Startopia - PC - Review
Frustrating, that is the key word when describing the beginning of Startopia, a civ-sim game from Eidos Interactive and Mucky Foot Productions.
Why? The manual is horribly unable to prepare players for the joy of this game. You will get more out of the five tutorial missions than you will from the manual – or, at least, you will get a quick introduction to the program that the manual (which is packaged with the CD) can’t seem to give. Simply put, this is a game that needs to be played to understand the complexity, and the joy, of the adventure.
So what is Startopia? Despite the intro movie – which is wonderfully, and somewhat comedic in nature, poking fun at 2001: A Space Odyssey and The Outer Limits (in later tone) – this is somewhat of a far-out civ game. Think of it as being the manager of a space Motel 6. As administrator of this space station (Ok, Deep Space 9 is an appropriate parallel), you must provide for the comfort and happiness of the various space denizens likely to take up residence in your little haven among the stars.
The scenario leading up to all of this is as follows: The intergalactic war is over, and abandoned space stations are being refitted to provide for the surviving alien races. They don’t always get along, but your job is providing a place where they are too happy to fuss and fight. There are eight diverse races that trust you, so you had better do a great job.
The station can be split into a variety of decks – three in total, with turbo lifts allowing egress to each deck – and you must provide for the diverse races. Hence, you may need to build a bio-deck, and of course an entertainment level is a must, while the engineering deck holds the functions of this place together.
Imagine Tropico (a Gathering of Developers release) in deep space with a host of unusual races stirring up problems.
The camera is touted as the toughest tool to control, but turns out to be quite easy. But the rest of the player controls take some getting used to – although the five tutorial lessons make it a tad easier to navigate through the game.
Yes, you will have to micromanage resources. And there are mission-based scenarios that will keep you on your toes. You can also enter a ‘sandbox’ mode that allows you to gently work your way through the program, learning without penalty, how to be the best space station administrator that you can be. C’mon Captain Sisko, the world, and the hope of the future ride on your decisions.
The campaign mode expands the administration concept beyond just the one station, and therein lays the real challenge. There are 10 missions that will challenge and intrigue – mostly due to the sterling graphical elements of the program. When it comes to the visual and audio elements, Startopia is right up there with the best of the civ games. This game is lovingly crafted, and it shows very clearly in the way the interface elements set up to the look of the various races and the operation of the station itself.

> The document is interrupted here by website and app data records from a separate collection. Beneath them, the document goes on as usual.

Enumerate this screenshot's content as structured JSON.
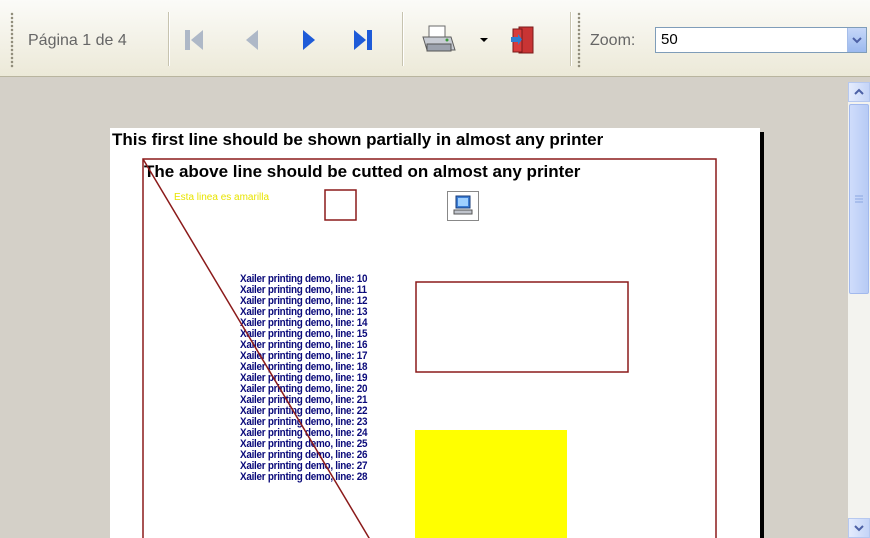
{
  "toolbar": {
    "page_label": "Página 1 de 4",
    "zoom_label": "Zoom:",
    "zoom_value": "50",
    "buttons": [
      "first-page",
      "previous-page",
      "next-page",
      "last-page",
      "print",
      "print-options",
      "exit"
    ]
  },
  "document": {
    "line1": "This first line should be shown partially in almost any printer",
    "line2": "The above line should be cutted on almost any printer",
    "yellow_text": "Esta linea es amarilla",
    "demo_lines": [
      "Xailer printing demo, line: 10",
      "Xailer printing demo, line: 11",
      "Xailer printing demo, line: 12",
      "Xailer printing demo, line: 13",
      "Xailer printing demo, line: 14",
      "Xailer printing demo, line: 15",
      "Xailer printing demo, line: 16",
      "Xailer printing demo, line: 17",
      "Xailer printing demo, line: 18",
      "Xailer printing demo, line: 19",
      "Xailer printing demo, line: 20",
      "Xailer printing demo, line: 21",
      "Xailer printing demo, line: 22",
      "Xailer printing demo, line: 23",
      "Xailer printing demo, line: 24",
      "Xailer printing demo, line: 25",
      "Xailer printing demo, line: 26",
      "Xailer printing demo, line: 27",
      "Xailer printing demo, line: 28"
    ]
  },
  "colors": {
    "frame": "#8b1a1a",
    "highlight": "#ffff00",
    "demo_text": "#0a0a7a",
    "nav_blue": "#1e5bd8"
  }
}
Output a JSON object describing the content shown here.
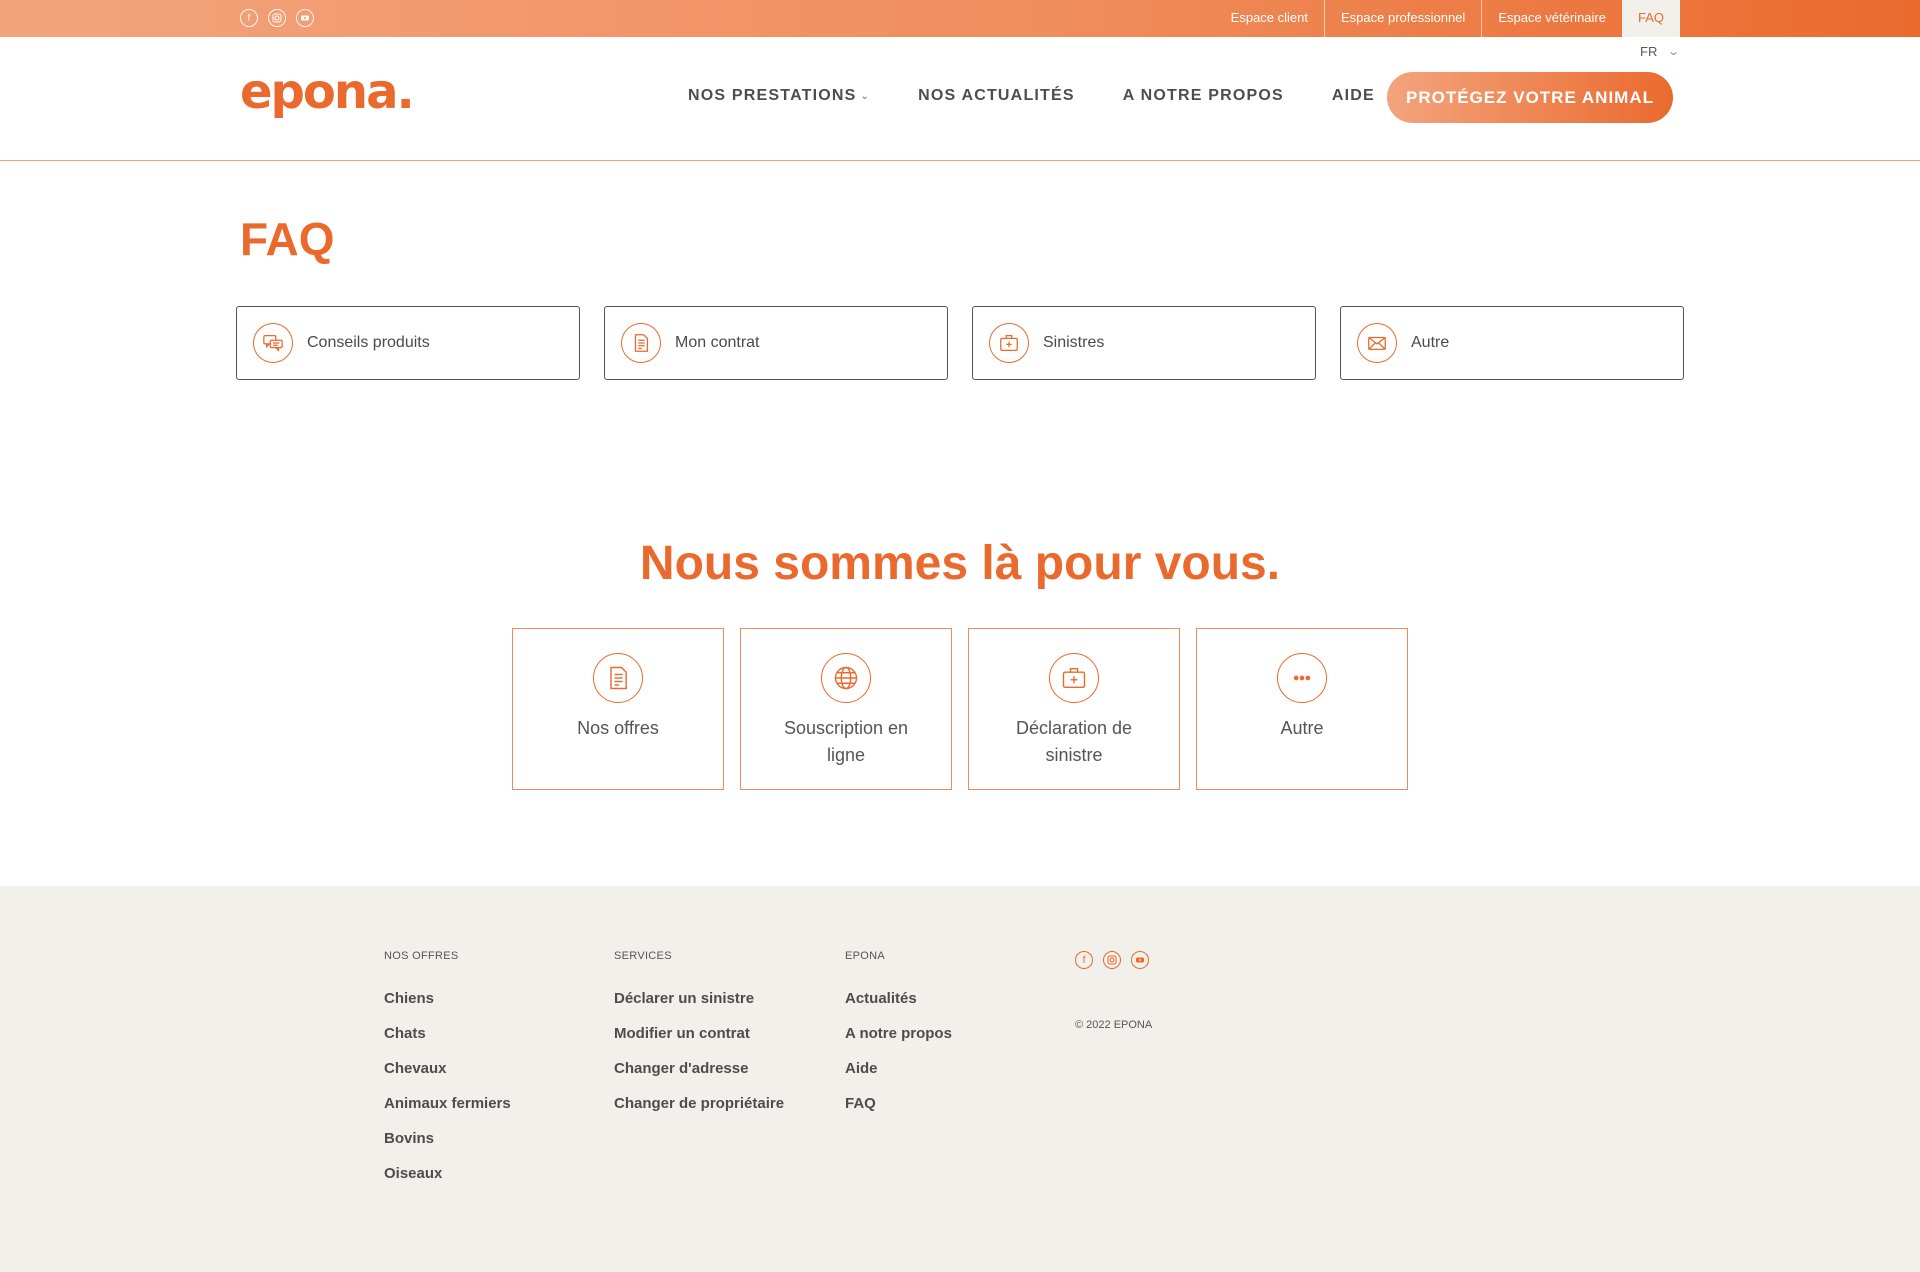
{
  "topbar": {
    "social": [
      {
        "icon": "facebook-icon",
        "glyph": "f"
      },
      {
        "icon": "instagram-icon",
        "glyph": ""
      },
      {
        "icon": "youtube-icon",
        "glyph": ""
      }
    ],
    "links": [
      "Espace client",
      "Espace professionnel",
      "Espace vétérinaire",
      "FAQ"
    ],
    "active_link": "FAQ"
  },
  "header": {
    "language": "FR",
    "logo": "epona.",
    "nav": [
      "NOS PRESTATIONS",
      "NOS ACTUALITÉS",
      "A NOTRE PROPOS",
      "AIDE"
    ],
    "cta": "PROTÉGEZ VOTRE ANIMAL"
  },
  "faq": {
    "title": "FAQ",
    "categories": [
      {
        "label": "Conseils produits",
        "icon": "chat-bubbles-icon"
      },
      {
        "label": "Mon contrat",
        "icon": "document-icon"
      },
      {
        "label": "Sinistres",
        "icon": "medical-kit-icon"
      },
      {
        "label": "Autre",
        "icon": "envelope-icon"
      }
    ]
  },
  "help": {
    "title": "Nous sommes là pour vous.",
    "cards": [
      {
        "label": "Nos offres",
        "icon": "document-icon"
      },
      {
        "label": "Souscription en ligne",
        "icon": "globe-icon"
      },
      {
        "label": "Déclaration de sinistre",
        "icon": "medical-kit-icon"
      },
      {
        "label": "Autre",
        "icon": "more-dots-icon"
      }
    ]
  },
  "footer": {
    "columns": [
      {
        "heading": "NOS OFFRES",
        "links": [
          "Chiens",
          "Chats",
          "Chevaux",
          "Animaux fermiers",
          "Bovins",
          "Oiseaux"
        ]
      },
      {
        "heading": "SERVICES",
        "links": [
          "Déclarer un sinistre",
          "Modifier un contrat",
          "Changer d'adresse",
          "Changer de propriétaire"
        ]
      },
      {
        "heading": "EPONA",
        "links": [
          "Actualités",
          "A notre propos",
          "Aide",
          "FAQ"
        ]
      }
    ],
    "copyright": "© 2022 EPONA"
  },
  "colors": {
    "accent": "#ea6a2e",
    "footer_bg": "#f1f0eb"
  }
}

There is an added element to the program, a combat mode which, while it may intrigue some players, can be likened to the combat in other civ games. Sure, it can be taxing on resource management, but it is hardly instrumental to the core elements of the game.
There is a bevy of great characters that course throughout the game, making it ever intriguing and solid fun.
The game does feature multiplayer scenarios in which hosting players can set up the conditions for winning. The game can be played over TCP/IP, LAN or the Internet through the GameSpy site.
This game is rated for Teens due to some suggestive themes and animated violence.
Startopia is a solid product, full of the intrigue, diversity and management decisions that are the hallmark of terrific simulation games. There is humor, aside jokes, great graphics and audio, and solid gameplay elements in place. The missions may be nearsighted in regards to the time it takes to accomplish them, but the supporting factors, which allow for extended play, are great reasons to visit this out-of-this-world locale time and again.
The game only asks for 357 megs of hard-drive space, and installs quite quickly.
Some of the missions are rather simplistic, but the game – overall – features wonderful replayability, and somewhat seamless play.
Graphically, this is a wonderfully rendered product – from the alien races to the environment elements.
The programmers certainly had fun with this product, and that comes through clear with the vocal characterizations as well as the musical soundtrack.
The manual provides little in the way of solid help, but the tutorials give the basic information and play in the sandbox mode adds to the know-how of attempting to succeed at this game.
This is a refreshing breath of air into the genre, with original characters, humor and solid game play.
It was tough to get a solid read on the multiplayer aspects of this game, however all the elements are in place, with a solidly scripted group of win scenarios, to make this a good game.
The first things that will draw you into this world are the graphics and audio portions of the program. Once that bit of fluff becomes the ordinary, you will realize that this is a well-crafted game.